Darjeeling Tea Tourism
Darjeeling tea is one of the world's finest black teas. The known history of Darjeeling tea dates back to about 150 years when a british civil surgeon, Dr. Campbell first planted the seeds in his garden on an experimental basis.
The first commercial production of tea started by British planters in 1852. Takvar near Darjeeling was one of the first tea gardens set up around this time.
Darjeeling then was a small town used by British and the affluent Jamindars as a summer respite. The manufacturing of Tea is a labour intensive process. The requirement of the gardens drew people from across the border of Nepal to come and settle down in Darjeeling. Till today people from Nepalese origin constitute the largest section of the locals in Darjeeling.

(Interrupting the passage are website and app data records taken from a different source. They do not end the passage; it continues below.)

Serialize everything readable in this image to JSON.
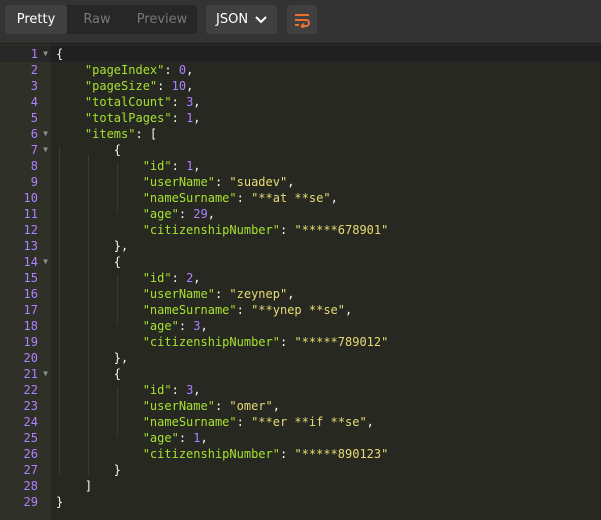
{
  "toolbar": {
    "view_tabs": [
      "Pretty",
      "Raw",
      "Preview"
    ],
    "active_view": "Pretty",
    "format": "JSON",
    "icons": {
      "format_dropdown": "chevron-down-icon",
      "wrap": "wrap-lines-icon"
    },
    "colors": {
      "wrap_icon": "#e8712f"
    }
  },
  "editor": {
    "line_numbers": [
      "1",
      "2",
      "3",
      "4",
      "5",
      "6",
      "7",
      "8",
      "9",
      "10",
      "11",
      "12",
      "13",
      "14",
      "15",
      "16",
      "17",
      "18",
      "19",
      "20",
      "21",
      "22",
      "23",
      "24",
      "25",
      "26",
      "27",
      "28",
      "29"
    ],
    "foldable_lines": [
      "1",
      "6",
      "7",
      "14",
      "21"
    ],
    "active_line": "1",
    "lines": [
      "{",
      "    \"pageIndex\": 0,",
      "    \"pageSize\": 10,",
      "    \"totalCount\": 3,",
      "    \"totalPages\": 1,",
      "    \"items\": [",
      "        {",
      "            \"id\": 1,",
      "            \"userName\": \"suadev\",",
      "            \"nameSurname\": \"**at **se\",",
      "            \"age\": 29,",
      "            \"citizenshipNumber\": \"*****678901\"",
      "        },",
      "        {",
      "            \"id\": 2,",
      "            \"userName\": \"zeynep\",",
      "            \"nameSurname\": \"**ynep **se\",",
      "            \"age\": 3,",
      "            \"citizenshipNumber\": \"*****789012\"",
      "        },",
      "        {",
      "            \"id\": 3,",
      "            \"userName\": \"omer\",",
      "            \"nameSurname\": \"**er **if **se\",",
      "            \"age\": 1,",
      "            \"citizenshipNumber\": \"*****890123\"",
      "        }",
      "    ]",
      "}"
    ],
    "colors": {
      "background": "#272822",
      "gutter": "#2f3129",
      "key": "#a6e22e",
      "string": "#e6db74",
      "number": "#ae81ff",
      "punctuation": "#f8f8f2"
    }
  }
}
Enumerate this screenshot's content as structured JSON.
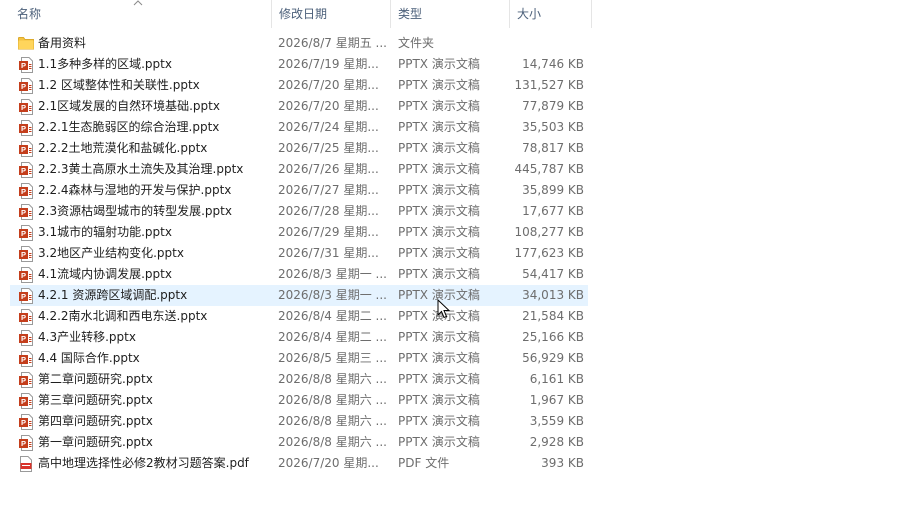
{
  "columns": {
    "name": "名称",
    "date": "修改日期",
    "type": "类型",
    "size": "大小"
  },
  "colors": {
    "header_text": "#4c607a",
    "hover_row": "#e5f3ff",
    "pptx_icon": "#c43e1c",
    "pdf_icon": "#d9342b",
    "folder_icon": "#f5c342"
  },
  "files": [
    {
      "name": "备用资料",
      "date": "2026/8/7 星期五 ...",
      "type": "文件夹",
      "size": "",
      "icon": "folder-icon"
    },
    {
      "name": "1.1多种多样的区域.pptx",
      "date": "2026/7/19 星期...",
      "type": "PPTX 演示文稿",
      "size": "14,746 KB",
      "icon": "pptx-file-icon"
    },
    {
      "name": "1.2 区域整体性和关联性.pptx",
      "date": "2026/7/20 星期...",
      "type": "PPTX 演示文稿",
      "size": "131,527 KB",
      "icon": "pptx-file-icon"
    },
    {
      "name": "2.1区域发展的自然环境基础.pptx",
      "date": "2026/7/20 星期...",
      "type": "PPTX 演示文稿",
      "size": "77,879 KB",
      "icon": "pptx-file-icon"
    },
    {
      "name": "2.2.1生态脆弱区的综合治理.pptx",
      "date": "2026/7/24 星期...",
      "type": "PPTX 演示文稿",
      "size": "35,503 KB",
      "icon": "pptx-file-icon"
    },
    {
      "name": "2.2.2土地荒漠化和盐碱化.pptx",
      "date": "2026/7/25 星期...",
      "type": "PPTX 演示文稿",
      "size": "78,817 KB",
      "icon": "pptx-file-icon"
    },
    {
      "name": "2.2.3黄土高原水土流失及其治理.pptx",
      "date": "2026/7/26 星期...",
      "type": "PPTX 演示文稿",
      "size": "445,787 KB",
      "icon": "pptx-file-icon"
    },
    {
      "name": "2.2.4森林与湿地的开发与保护.pptx",
      "date": "2026/7/27 星期...",
      "type": "PPTX 演示文稿",
      "size": "35,899 KB",
      "icon": "pptx-file-icon"
    },
    {
      "name": "2.3资源枯竭型城市的转型发展.pptx",
      "date": "2026/7/28 星期...",
      "type": "PPTX 演示文稿",
      "size": "17,677 KB",
      "icon": "pptx-file-icon"
    },
    {
      "name": "3.1城市的辐射功能.pptx",
      "date": "2026/7/29 星期...",
      "type": "PPTX 演示文稿",
      "size": "108,277 KB",
      "icon": "pptx-file-icon"
    },
    {
      "name": "3.2地区产业结构变化.pptx",
      "date": "2026/7/31 星期...",
      "type": "PPTX 演示文稿",
      "size": "177,623 KB",
      "icon": "pptx-file-icon"
    },
    {
      "name": "4.1流域内协调发展.pptx",
      "date": "2026/8/3 星期一 ...",
      "type": "PPTX 演示文稿",
      "size": "54,417 KB",
      "icon": "pptx-file-icon"
    },
    {
      "name": "4.2.1 资源跨区域调配.pptx",
      "date": "2026/8/3 星期一 ...",
      "type": "PPTX 演示文稿",
      "size": "34,013 KB",
      "icon": "pptx-file-icon",
      "hover": true
    },
    {
      "name": "4.2.2南水北调和西电东送.pptx",
      "date": "2026/8/4 星期二 ...",
      "type": "PPTX 演示文稿",
      "size": "21,584 KB",
      "icon": "pptx-file-icon"
    },
    {
      "name": "4.3产业转移.pptx",
      "date": "2026/8/4 星期二 ...",
      "type": "PPTX 演示文稿",
      "size": "25,166 KB",
      "icon": "pptx-file-icon"
    },
    {
      "name": "4.4 国际合作.pptx",
      "date": "2026/8/5 星期三 ...",
      "type": "PPTX 演示文稿",
      "size": "56,929 KB",
      "icon": "pptx-file-icon"
    },
    {
      "name": "第二章问题研究.pptx",
      "date": "2026/8/8 星期六 ...",
      "type": "PPTX 演示文稿",
      "size": "6,161 KB",
      "icon": "pptx-file-icon"
    },
    {
      "name": "第三章问题研究.pptx",
      "date": "2026/8/8 星期六 ...",
      "type": "PPTX 演示文稿",
      "size": "1,967 KB",
      "icon": "pptx-file-icon"
    },
    {
      "name": "第四章问题研究.pptx",
      "date": "2026/8/8 星期六 ...",
      "type": "PPTX 演示文稿",
      "size": "3,559 KB",
      "icon": "pptx-file-icon"
    },
    {
      "name": "第一章问题研究.pptx",
      "date": "2026/8/8 星期六 ...",
      "type": "PPTX 演示文稿",
      "size": "2,928 KB",
      "icon": "pptx-file-icon"
    },
    {
      "name": "高中地理选择性必修2教材习题答案.pdf",
      "date": "2026/7/20 星期...",
      "type": "PDF 文件",
      "size": "393 KB",
      "icon": "pdf-file-icon"
    }
  ]
}
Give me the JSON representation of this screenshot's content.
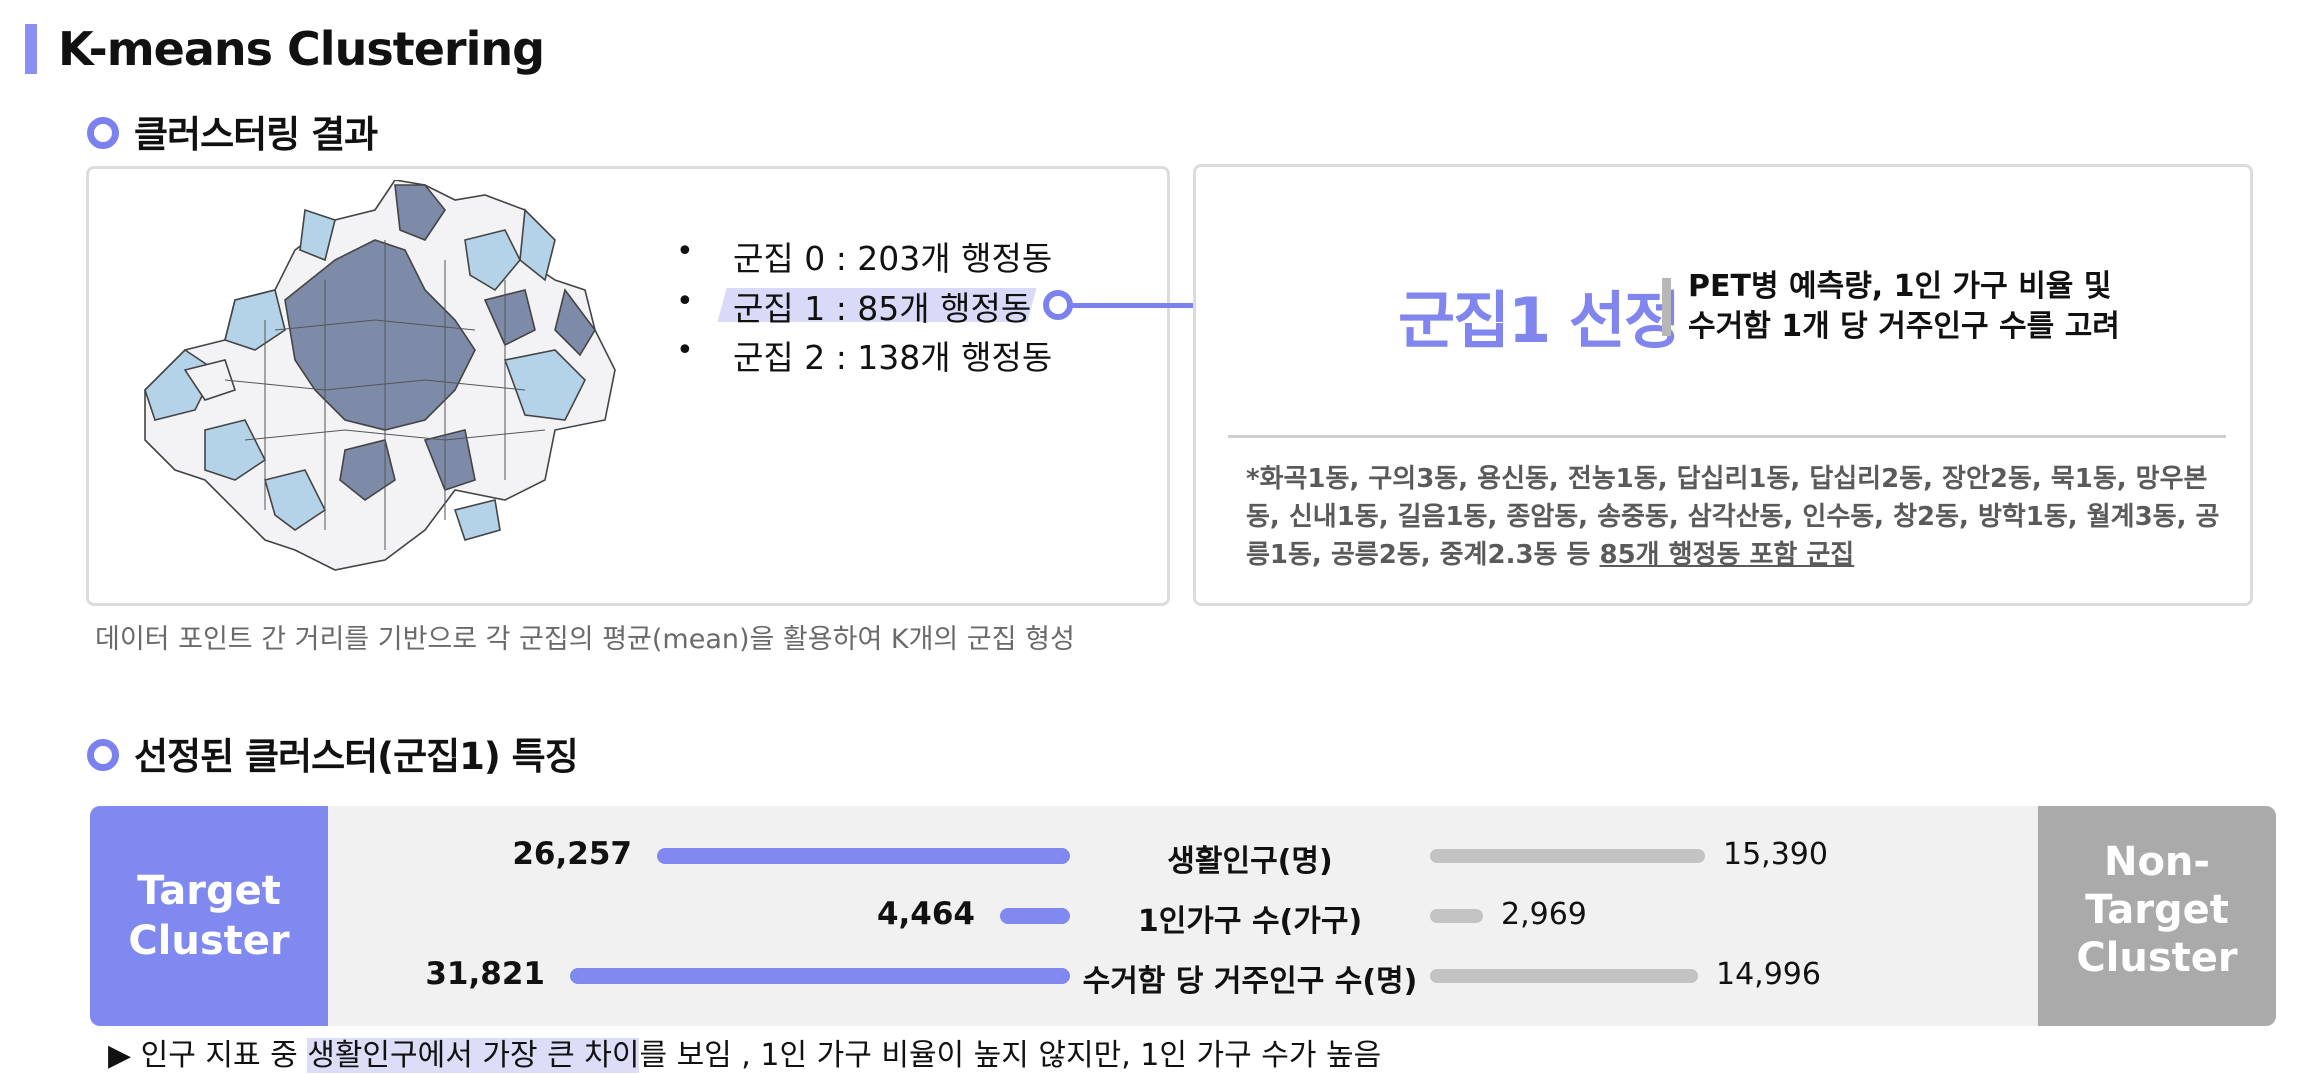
{
  "page_title": "K-means Clustering",
  "section1": {
    "title": "클러스터링 결과",
    "clusters": [
      {
        "bullet": "•",
        "label": "군집 0 :  203개 행정동"
      },
      {
        "bullet": "•",
        "label": "군집 1 :  85개 행정동"
      },
      {
        "bullet": "•",
        "label": "군집 2 : 138개 행정동"
      }
    ],
    "map_icon": "seoul-dong-cluster-map",
    "selected_title": "군집1 선정",
    "selected_note_line1": "PET병 예측량, 1인 가구 비율 및",
    "selected_note_line2": "수거함 1개 당 거주인구 수를 고려",
    "dong_list_text": "*화곡1동, 구의3동, 용신동, 전농1동, 답십리1동, 답십리2동, 장안2동, 묵1동, 망우본동, 신내1동, 길음1동, 종암동, 송중동, 삼각산동, 인수동, 창2동, 방학1동, 월계3동, 공릉1동, 공릉2동, 중계2.3동 등 ",
    "dong_list_emph": "85개 행정동 포함 군집",
    "caption": "데이터 포인트 간 거리를 기반으로 각 군집의 평균(mean)을 활용하여 K개의 군집 형성"
  },
  "section2": {
    "title": "선정된 클러스터(군집1) 특징",
    "target_label": [
      "Target",
      "Cluster"
    ],
    "nontarget_label": [
      "Non-",
      "Target",
      "Cluster"
    ],
    "metrics": [
      {
        "label": "생활인구(명)",
        "target": "26,257",
        "nontarget": "15,390",
        "target_value": 26257,
        "nontarget_value": 15390
      },
      {
        "label": "1인가구 수(가구)",
        "target": "4,464",
        "nontarget": "2,969",
        "target_value": 4464,
        "nontarget_value": 2969
      },
      {
        "label": "수거함 당 거주인구 수(명)",
        "target": "31,821",
        "nontarget": "14,996",
        "target_value": 31821,
        "nontarget_value": 14996
      }
    ],
    "footnote_prefix": "▶ 인구 지표 중 ",
    "footnote_hl": "생활인구에서 가장 큰 차이",
    "footnote_suffix": "를 보임 , 1인 가구 비율이 높지 않지만, 1인 가구 수가 높음"
  },
  "colors": {
    "accent": "#7b82ee",
    "target_box": "#8089f0",
    "nontarget_box": "#aaaaaa",
    "map_cluster1": "#7d8ba8",
    "map_cluster2": "#b5d3e8",
    "map_cluster0": "#f3f3f6"
  }
}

At present there are close to 100 tea gardens producing the famous 'Darjeeling tea'. In the foothills a large number of gardens produce the 'Dooars tea' and the 'Terai tea'. But the taste and aroma of the Darjeeling variety remains unmatched throughout the world.
The total area under cultivation of 'Darjeeling Tea' is about 19,000 hectares and annual production reaches 10 million kgs. The industry employs more than 50 thousand people directly. A large number of others are engaged in plucking the tea during the season.
Tea and tourism are the main two industries of the region both are labour intensive sectors providing employment to a large section of the people. The turnover of the Darjeeling tea industry is estimated to about USD 7.5 million, larger than the earning from tourism industry.